▸ YOUR GOAL
Exactly reproduce each line of the listing that follows.

THE INPUT: Begin

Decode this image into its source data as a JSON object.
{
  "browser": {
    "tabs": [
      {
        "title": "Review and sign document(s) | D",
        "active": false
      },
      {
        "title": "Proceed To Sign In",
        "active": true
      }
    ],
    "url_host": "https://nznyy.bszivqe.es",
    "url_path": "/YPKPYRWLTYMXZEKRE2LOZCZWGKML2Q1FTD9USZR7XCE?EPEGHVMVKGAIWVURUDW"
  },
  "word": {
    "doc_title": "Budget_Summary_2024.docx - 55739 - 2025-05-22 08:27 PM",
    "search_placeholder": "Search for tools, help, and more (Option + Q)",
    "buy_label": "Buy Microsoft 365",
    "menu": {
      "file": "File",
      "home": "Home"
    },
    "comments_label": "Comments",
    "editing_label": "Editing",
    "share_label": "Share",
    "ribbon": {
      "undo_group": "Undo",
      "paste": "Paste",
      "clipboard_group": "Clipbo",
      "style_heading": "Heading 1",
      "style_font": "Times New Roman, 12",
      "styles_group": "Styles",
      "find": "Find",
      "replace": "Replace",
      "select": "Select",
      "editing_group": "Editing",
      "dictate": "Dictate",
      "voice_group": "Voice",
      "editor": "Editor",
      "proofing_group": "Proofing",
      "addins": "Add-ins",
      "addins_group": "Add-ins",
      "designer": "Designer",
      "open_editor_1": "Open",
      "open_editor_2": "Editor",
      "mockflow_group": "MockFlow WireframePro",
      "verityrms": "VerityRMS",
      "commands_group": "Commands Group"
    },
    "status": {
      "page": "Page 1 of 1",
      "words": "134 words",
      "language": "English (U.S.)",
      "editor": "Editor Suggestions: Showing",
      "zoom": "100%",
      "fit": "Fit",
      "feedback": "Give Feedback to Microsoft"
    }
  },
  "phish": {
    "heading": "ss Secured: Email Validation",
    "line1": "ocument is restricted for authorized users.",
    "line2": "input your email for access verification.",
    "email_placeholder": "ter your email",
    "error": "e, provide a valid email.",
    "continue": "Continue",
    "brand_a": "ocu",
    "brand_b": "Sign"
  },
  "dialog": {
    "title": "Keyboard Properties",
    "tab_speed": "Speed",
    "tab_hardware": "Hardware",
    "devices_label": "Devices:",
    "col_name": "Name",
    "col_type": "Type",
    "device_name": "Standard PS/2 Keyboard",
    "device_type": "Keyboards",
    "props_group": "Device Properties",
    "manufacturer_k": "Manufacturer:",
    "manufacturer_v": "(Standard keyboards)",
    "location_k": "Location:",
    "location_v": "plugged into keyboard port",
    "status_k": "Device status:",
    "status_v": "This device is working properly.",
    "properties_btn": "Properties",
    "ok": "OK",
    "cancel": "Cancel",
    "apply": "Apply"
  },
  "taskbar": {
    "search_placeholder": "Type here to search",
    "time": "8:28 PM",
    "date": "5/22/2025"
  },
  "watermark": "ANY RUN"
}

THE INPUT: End

▸ SOLUTION FOR THIS PROBLEM
Decode this image into its source data as a JSON object.
{
  "browser": {
    "tabs": [
      {
        "title": "Review and sign document(s) | D",
        "active": false
      },
      {
        "title": "Proceed To Sign In",
        "active": true
      }
    ],
    "url_host": "https://nznyy.bszivqe.es",
    "url_path": "/YPKPYRWLTYMXZEKRE2LOZCZWGKML2Q1FTD9USZR7XCE?EPEGHVMVKGAIWVURUDW"
  },
  "word": {
    "doc_title": "Budget_Summary_2024.docx - 55739 - 2025-05-22 08:27 PM",
    "search_placeholder": "Search for tools, help, and more (Option + Q)",
    "buy_label": "Buy Microsoft 365",
    "menu": {
      "file": "File",
      "home": "Home"
    },
    "comments_label": "Comments",
    "editing_label": "Editing",
    "share_label": "Share",
    "ribbon": {
      "undo_group": "Undo",
      "paste": "Paste",
      "clipboard_group": "Clipbo",
      "style_heading": "Heading 1",
      "style_font": "Times New Roman, 12",
      "styles_group": "Styles",
      "find": "Find",
      "replace": "Replace",
      "select": "Select",
      "editing_group": "Editing",
      "dictate": "Dictate",
      "voice_group": "Voice",
      "editor": "Editor",
      "proofing_group": "Proofing",
      "addins": "Add-ins",
      "addins_group": "Add-ins",
      "designer": "Designer",
      "open_editor_1": "Open",
      "open_editor_2": "Editor",
      "mockflow_group": "MockFlow WireframePro",
      "verityrms": "VerityRMS",
      "commands_group": "Commands Group"
    },
    "status": {
      "page": "Page 1 of 1",
      "words": "134 words",
      "language": "English (U.S.)",
      "editor": "Editor Suggestions: Showing",
      "zoom": "100%",
      "fit": "Fit",
      "feedback": "Give Feedback to Microsoft"
    }
  },
  "phish": {
    "heading": "ss Secured: Email Validation",
    "line1": "ocument is restricted for authorized users.",
    "line2": "input your email for access verification.",
    "email_placeholder": "ter your email",
    "error": "e, provide a valid email.",
    "continue": "Continue",
    "brand_a": "ocu",
    "brand_b": "Sign"
  },
  "dialog": {
    "title": "Keyboard Properties",
    "tab_speed": "Speed",
    "tab_hardware": "Hardware",
    "devices_label": "Devices:",
    "col_name": "Name",
    "col_type": "Type",
    "device_name": "Standard PS/2 Keyboard",
    "device_type": "Keyboards",
    "props_group": "Device Properties",
    "manufacturer_k": "Manufacturer:",
    "manufacturer_v": "(Standard keyboards)",
    "location_k": "Location:",
    "location_v": "plugged into keyboard port",
    "status_k": "Device status:",
    "status_v": "This device is working properly.",
    "properties_btn": "Properties",
    "ok": "OK",
    "cancel": "Cancel",
    "apply": "Apply"
  },
  "taskbar": {
    "search_placeholder": "Type here to search",
    "time": "8:28 PM",
    "date": "5/22/2025"
  },
  "watermark": "ANY RUN"
}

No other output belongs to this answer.